Bluebell Wood

Cotton Wool Parenting means Outdoor Play is in Decline

We are huge fans of outdoor play, in fact we always joke that we have outdoor children as they don’t cope well with being cooped up indoors.

Shocking new research by Sudocrem, which surveyed 2,000 UK parents, found that 62% think that parents today are more over- protective of their children than previous generations.

Studies have shown that the number of children who participate in outdoor play has been dramatically decreasing over the last four decades. Children of this generation spend less than 5 hours playing outside per week, in comparison with 11 hours per week for their parents’ generation.

I was born in the 70’s and remember playing outside for hours. My Mum let us out the house in the morning and our only stipulation was that we were home by 5pm for dinner. I remember playing on building sites, at the park, on the beach etc and all on our own steam. I am lucky that we live somewhere where the kids can play outside safely, although I won’t let them wander the distance that we used to and they have to stay in sight of the house.

Children now are spending at least 6.5 hours a day in front of a screen which equates to nearly two days’ worth of screen watching every week. It also comes as no surprise, therefore, that levels of childhood obesity have tripled in the last 25 years, with one in three children classified as overweight.

Wii U

Now we are not perfect, we have screen time and Isaac especially loves to play on the Wii U or on Mathletics on the computer, but we do make sure we have outdoor time too and have a rule where the kids get an hour of screentime in return for an hour outside, although they often spend a lot more time outside.

Farmer Palmers

Child psychologist Dr. Lindsay Ip explains, “Children today are more used to immediate gratification from technology and digital games than active, creative play in the outdoors and connection to humans and nature. That’s why we have a responsibility as a society to encourage our children to get outside and play. It’s important for their health and educational development.”

Farmer Palmers

The research from Sudocrem explores reasons to which parents attribute their children not playing outdoors. Over half (57%) of parents believe it was safer to play outside when they were younger and over a third (35%) believe it was less of an issue for a child to be injured after playing outdoors when they were young than there is now.

Stepping Stones

The worry that a child may bump their head or scrape their knee whilst outside playing seems to be driving parents to abandon the great outdoors and instead wrap their children up in cotton wool. Friends often make a joke that I carry a first aid kit around with me everywhere, but it has come in very handy on numerous occasions. I learned my lesson in not carrying one when Kian broke his arm and I had to fashion a sling out of a baby blanket.

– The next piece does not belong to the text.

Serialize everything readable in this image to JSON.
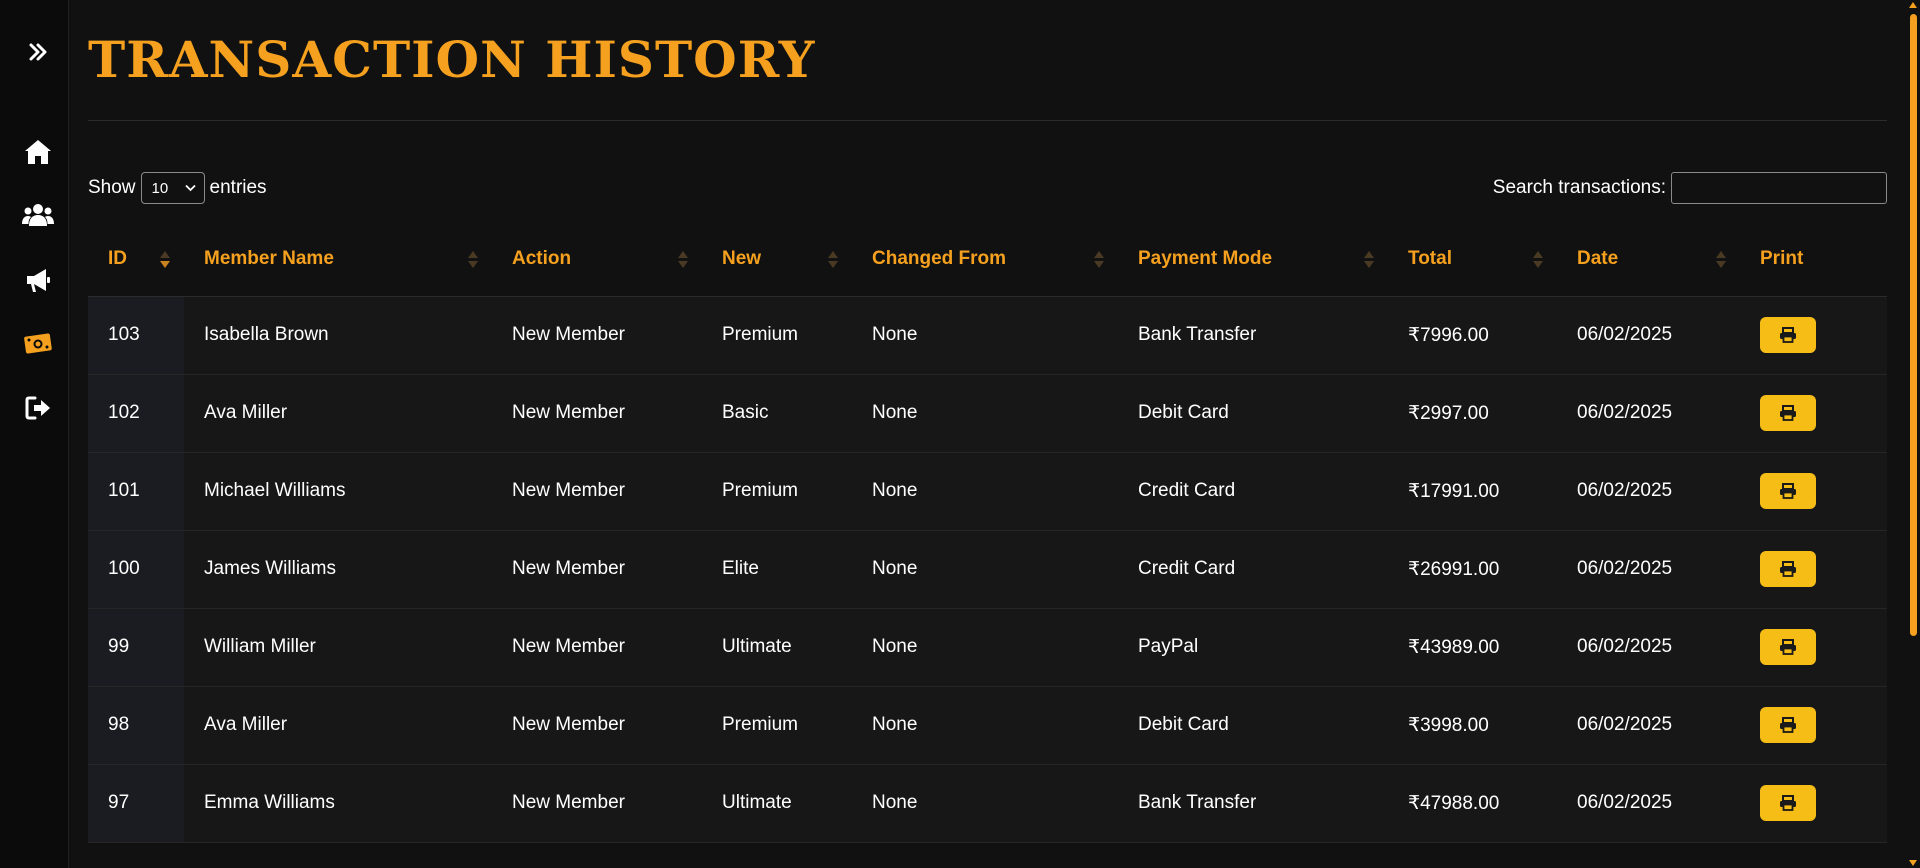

Play More, supported by an educational grant by Sudocrem, is set to reverse this trend. The national campaign is reiterating the importance of outdoor play in pre-school children. And encouraging them to do just that: play more.

Sudocrem’s Brand Manager, Nick Lang said, “Children love outdoor play but they’re bound to get stung by stinging nettles and scrape their knees. This is all part of the learning process for parents as well as children. A cuddle and a tub of Sudocrem Antiseptic Healing Cream can make a lot of things better. We’ve been healing skin for generations and we’re proud to promote the spirit of adventure with Play More.”

Play More are offering the chance for 10 nurseries across the country to win either £500 to renovate their outdoor play area or £500 worth of Play More toy equipment.

One nursery that has supported outdoor play since the early 20th century times is Rachel McMillan Nursery School in Greenwich, London. Established over 100 years ago, it was the country’s first ‘open air’ nursery. This ethos continues today, no matter the weather.

“We’ve known for more than a century that letting children learn through playing outdoors feeds their imaginations and stimulates mental and physical development”, says Theresa Lane, Headteacher of Rachel McMillan Nursery School, consistently rated Outstanding by Ofted, “I’m happy to support any campaign that encourages children to spend more time outside exploring and understanding their environment, whether that’s a city centre or a muddy field.”

If you think your child’s nursery could do with improving their outdoor facilities, go to and nominate.Playmore